He said that part of the accountability project was to get municipalities to pay up their outstanding debts – now more than R34 billion. Eskom has had to cut off power supplies to some towns. For some, that's nine hours per day. This has unfortunately contributed to poor service delivery. In others, Eskom has had to attach bank accounts and moveable assets such as vehicles. De Ruyter said without this "assertive approach" it will be difficult to get the attention of elected officials who are responsible for paying the bills.
De Ruyter also commentd that he has not experienced political interference, particularly from Public Enterprises Minister Pravin Gordhan. "Maybe SAA has helped a bit," he quipped.
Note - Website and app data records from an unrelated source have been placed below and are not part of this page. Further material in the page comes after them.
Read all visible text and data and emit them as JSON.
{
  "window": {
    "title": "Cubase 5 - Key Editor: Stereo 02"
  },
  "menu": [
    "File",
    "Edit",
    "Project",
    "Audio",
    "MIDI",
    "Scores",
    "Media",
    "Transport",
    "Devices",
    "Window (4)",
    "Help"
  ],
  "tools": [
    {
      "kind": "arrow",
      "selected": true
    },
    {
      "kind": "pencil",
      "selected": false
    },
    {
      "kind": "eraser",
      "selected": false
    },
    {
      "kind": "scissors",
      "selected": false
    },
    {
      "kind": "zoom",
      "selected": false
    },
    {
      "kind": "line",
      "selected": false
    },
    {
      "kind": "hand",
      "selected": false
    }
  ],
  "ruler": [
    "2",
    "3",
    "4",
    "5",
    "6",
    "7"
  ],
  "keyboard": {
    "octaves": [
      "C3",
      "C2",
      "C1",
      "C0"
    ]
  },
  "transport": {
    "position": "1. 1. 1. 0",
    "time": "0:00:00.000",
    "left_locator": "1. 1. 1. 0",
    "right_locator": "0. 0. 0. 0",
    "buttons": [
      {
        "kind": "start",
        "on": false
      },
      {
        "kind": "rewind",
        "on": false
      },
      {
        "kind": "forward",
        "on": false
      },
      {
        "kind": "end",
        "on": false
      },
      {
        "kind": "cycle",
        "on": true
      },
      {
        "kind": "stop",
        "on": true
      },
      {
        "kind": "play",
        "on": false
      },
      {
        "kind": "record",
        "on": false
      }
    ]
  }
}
Gordhan's department also has oversight of the airline, which is currently in business rescue.
"I think that I have really been given a free hand to do what I think is best from a business perspective, in conjunction with the Eskom board," he said. De Ruyter has not had pressure to appoint certain people to certain positions, nor award contracts to certain vendors.
He remarked that Eskom has received support from deputy president David Mabuza, who heads the Eskom Task team. "He is a tough taskmaster," De Ruyter added.
Speaking on Eskom's growing debt burden, De Ruyter stressed that it should become financially sustainable, as it is now approaching half a trillion rand. "It is a challenge we are engaged with at this point in time."
While Eskom has received fiscal support, De Ruyter said this takes money away from other key national priorities from feeding schemes, or roads and hospitals. He said the only way forward is for Eskom to be able to charge cost-reflective tariffs.
As for the wins, Eskom has had 40 days without having to burn diesel to keep the lights on, while it conducts much needed maintenance of plants. Diesel costs Eskom about R10 million per hour, said De Ruyter.
He added that Medupi is on track to becoming fully operational by the first quarter of next year as design defects are being addressed. A similar process is taking place at Kusile.